Material for this task
+++
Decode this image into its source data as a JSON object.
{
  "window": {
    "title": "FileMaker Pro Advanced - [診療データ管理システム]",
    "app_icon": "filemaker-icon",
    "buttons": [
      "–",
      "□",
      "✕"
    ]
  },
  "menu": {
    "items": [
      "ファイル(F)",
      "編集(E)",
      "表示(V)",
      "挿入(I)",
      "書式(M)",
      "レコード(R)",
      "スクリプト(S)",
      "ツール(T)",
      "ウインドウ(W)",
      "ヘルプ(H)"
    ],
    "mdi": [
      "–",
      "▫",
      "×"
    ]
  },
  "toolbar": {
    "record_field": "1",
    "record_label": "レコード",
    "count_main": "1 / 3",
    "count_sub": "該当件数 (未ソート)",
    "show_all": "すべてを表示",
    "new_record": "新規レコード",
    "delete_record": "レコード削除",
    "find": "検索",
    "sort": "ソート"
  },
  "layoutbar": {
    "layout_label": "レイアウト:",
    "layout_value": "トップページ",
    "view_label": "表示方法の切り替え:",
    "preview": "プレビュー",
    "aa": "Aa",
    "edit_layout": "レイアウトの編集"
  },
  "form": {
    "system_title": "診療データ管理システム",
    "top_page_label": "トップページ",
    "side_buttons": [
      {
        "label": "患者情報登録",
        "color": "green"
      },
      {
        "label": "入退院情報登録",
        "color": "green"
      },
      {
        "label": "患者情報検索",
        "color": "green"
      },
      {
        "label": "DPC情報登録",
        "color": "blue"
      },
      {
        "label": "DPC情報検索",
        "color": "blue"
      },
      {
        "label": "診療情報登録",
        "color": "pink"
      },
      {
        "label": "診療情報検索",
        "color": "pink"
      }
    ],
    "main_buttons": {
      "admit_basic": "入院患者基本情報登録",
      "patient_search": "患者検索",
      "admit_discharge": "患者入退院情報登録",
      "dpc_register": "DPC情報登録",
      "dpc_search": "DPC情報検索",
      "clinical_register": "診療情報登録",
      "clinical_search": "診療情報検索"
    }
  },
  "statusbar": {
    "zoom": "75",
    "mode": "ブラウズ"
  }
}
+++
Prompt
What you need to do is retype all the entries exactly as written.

Reply to the exercise
Decode this image into its source data as a JSON object.
{
  "window": {
    "title": "FileMaker Pro Advanced - [診療データ管理システム]",
    "app_icon": "filemaker-icon",
    "buttons": [
      "–",
      "□",
      "✕"
    ]
  },
  "menu": {
    "items": [
      "ファイル(F)",
      "編集(E)",
      "表示(V)",
      "挿入(I)",
      "書式(M)",
      "レコード(R)",
      "スクリプト(S)",
      "ツール(T)",
      "ウインドウ(W)",
      "ヘルプ(H)"
    ],
    "mdi": [
      "–",
      "▫",
      "×"
    ]
  },
  "toolbar": {
    "record_field": "1",
    "record_label": "レコード",
    "count_main": "1 / 3",
    "count_sub": "該当件数 (未ソート)",
    "show_all": "すべてを表示",
    "new_record": "新規レコード",
    "delete_record": "レコード削除",
    "find": "検索",
    "sort": "ソート"
  },
  "layoutbar": {
    "layout_label": "レイアウト:",
    "layout_value": "トップページ",
    "view_label": "表示方法の切り替え:",
    "preview": "プレビュー",
    "aa": "Aa",
    "edit_layout": "レイアウトの編集"
  },
  "form": {
    "system_title": "診療データ管理システム",
    "top_page_label": "トップページ",
    "side_buttons": [
      {
        "label": "患者情報登録",
        "color": "green"
      },
      {
        "label": "入退院情報登録",
        "color": "green"
      },
      {
        "label": "患者情報検索",
        "color": "green"
      },
      {
        "label": "DPC情報登録",
        "color": "blue"
      },
      {
        "label": "DPC情報検索",
        "color": "blue"
      },
      {
        "label": "診療情報登録",
        "color": "pink"
      },
      {
        "label": "診療情報検索",
        "color": "pink"
      }
    ],
    "main_buttons": {
      "admit_basic": "入院患者基本情報登録",
      "patient_search": "患者検索",
      "admit_discharge": "患者入退院情報登録",
      "dpc_register": "DPC情報登録",
      "dpc_search": "DPC情報検索",
      "clinical_register": "診療情報登録",
      "clinical_search": "診療情報検索"
    }
  },
  "statusbar": {
    "zoom": "75",
    "mode": "ブラウズ"
  }
}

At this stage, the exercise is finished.